Conference Contribution Details
Mandatory Fields
Murphy, MM
International Confederation of Midwives 30th Triennial Congress
Integrative literature review of women's experiences of subsequent pregnancy following stillbirth
Prague, Czech Republic
Oral Presentation
Optional Fields

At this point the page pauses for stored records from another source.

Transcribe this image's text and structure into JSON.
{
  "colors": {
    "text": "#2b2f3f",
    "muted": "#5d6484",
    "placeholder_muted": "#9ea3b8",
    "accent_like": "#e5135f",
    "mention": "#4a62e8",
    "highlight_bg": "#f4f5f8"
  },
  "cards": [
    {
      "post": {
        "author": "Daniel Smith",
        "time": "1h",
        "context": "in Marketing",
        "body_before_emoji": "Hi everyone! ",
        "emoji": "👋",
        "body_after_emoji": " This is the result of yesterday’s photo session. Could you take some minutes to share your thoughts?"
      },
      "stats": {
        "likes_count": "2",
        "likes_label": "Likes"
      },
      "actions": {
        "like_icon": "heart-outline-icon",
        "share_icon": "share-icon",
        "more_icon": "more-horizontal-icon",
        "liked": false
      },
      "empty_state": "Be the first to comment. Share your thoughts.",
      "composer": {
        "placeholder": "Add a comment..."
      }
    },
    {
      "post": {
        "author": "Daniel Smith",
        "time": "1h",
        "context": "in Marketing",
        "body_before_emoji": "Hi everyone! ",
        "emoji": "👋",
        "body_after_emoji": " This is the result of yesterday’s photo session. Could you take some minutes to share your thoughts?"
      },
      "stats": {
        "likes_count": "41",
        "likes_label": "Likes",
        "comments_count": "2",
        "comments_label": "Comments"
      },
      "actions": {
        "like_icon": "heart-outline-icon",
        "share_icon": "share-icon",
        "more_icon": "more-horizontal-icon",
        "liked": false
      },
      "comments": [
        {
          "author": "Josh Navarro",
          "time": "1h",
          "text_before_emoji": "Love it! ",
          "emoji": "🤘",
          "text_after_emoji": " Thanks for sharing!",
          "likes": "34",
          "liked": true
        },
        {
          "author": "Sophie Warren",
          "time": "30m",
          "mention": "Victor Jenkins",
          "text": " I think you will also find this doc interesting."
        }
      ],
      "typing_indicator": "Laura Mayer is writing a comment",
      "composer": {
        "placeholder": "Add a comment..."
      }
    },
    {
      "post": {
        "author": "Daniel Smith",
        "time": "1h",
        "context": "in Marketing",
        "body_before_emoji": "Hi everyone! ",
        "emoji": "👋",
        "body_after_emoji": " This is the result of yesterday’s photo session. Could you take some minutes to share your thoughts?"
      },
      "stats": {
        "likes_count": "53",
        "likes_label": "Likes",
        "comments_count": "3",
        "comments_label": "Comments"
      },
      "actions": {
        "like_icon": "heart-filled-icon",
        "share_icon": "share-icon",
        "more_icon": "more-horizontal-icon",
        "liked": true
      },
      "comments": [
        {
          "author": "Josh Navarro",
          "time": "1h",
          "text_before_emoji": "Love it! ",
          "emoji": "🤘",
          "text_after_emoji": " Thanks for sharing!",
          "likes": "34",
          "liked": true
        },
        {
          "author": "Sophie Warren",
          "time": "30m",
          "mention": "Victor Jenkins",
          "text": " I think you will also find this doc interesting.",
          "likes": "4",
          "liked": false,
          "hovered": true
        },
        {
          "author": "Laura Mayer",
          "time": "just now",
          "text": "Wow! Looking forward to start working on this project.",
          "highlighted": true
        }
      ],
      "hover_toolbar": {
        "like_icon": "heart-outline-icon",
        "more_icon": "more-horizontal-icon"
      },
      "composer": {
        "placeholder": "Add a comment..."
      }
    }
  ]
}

Background: Notwithstanding advances in maternity care, babies die around the time of their birth and the reasons can be varied (National Perinatal Epidemiology Centre 2010). Annual perinatal statistics reveal that there is an average of 350 stillborn infants in the Republic of Ireland (Stillbirth rate of 4.8 per 1,000 births) (NPEC 2010). These figures also show 2% of multiparous women record a history of previous stillbirths. There are health services implications in supporting these women in their subsequent services can be tailored to best suit their needs rather than providing a universal care approach. Objective: Methods: A systematic search strategy was conducted to include relevant studies. Main Results: A total of 22 (10 quantitative, 1 mixed methods and 11 qualitative studies) studies met the inclusion criteria. The themes that emerged from the quantitative studies were on-going mental health considerations for women including depression; prolonged grief; Post Traumatic Stress Disorder and Coping, Fear and Anxiety in Subsequent pregnancy. The themes that emerged from the qualitative studies included fear, anxiety and grief during the subsequent pregnancy; restrained expectations or intentionality of parenting and care issues in subsequent pregnancies. Conclusion: Women are aware that their perceptions of pregnancy are forever altered by their experiences of stillbirth and that this may result in hyper-vigilance and emotional distancing or conversely intentional parenting of their unborn child. Women who utilised additional support measures found them to be beneficial. Implications for Practice: Healthcare professionals need to be aware of the importance of empathetic, supportive, continuous midwifery care, as women may need to address and relinquish existing coping mechanisms in order to interact with their new pregnancy.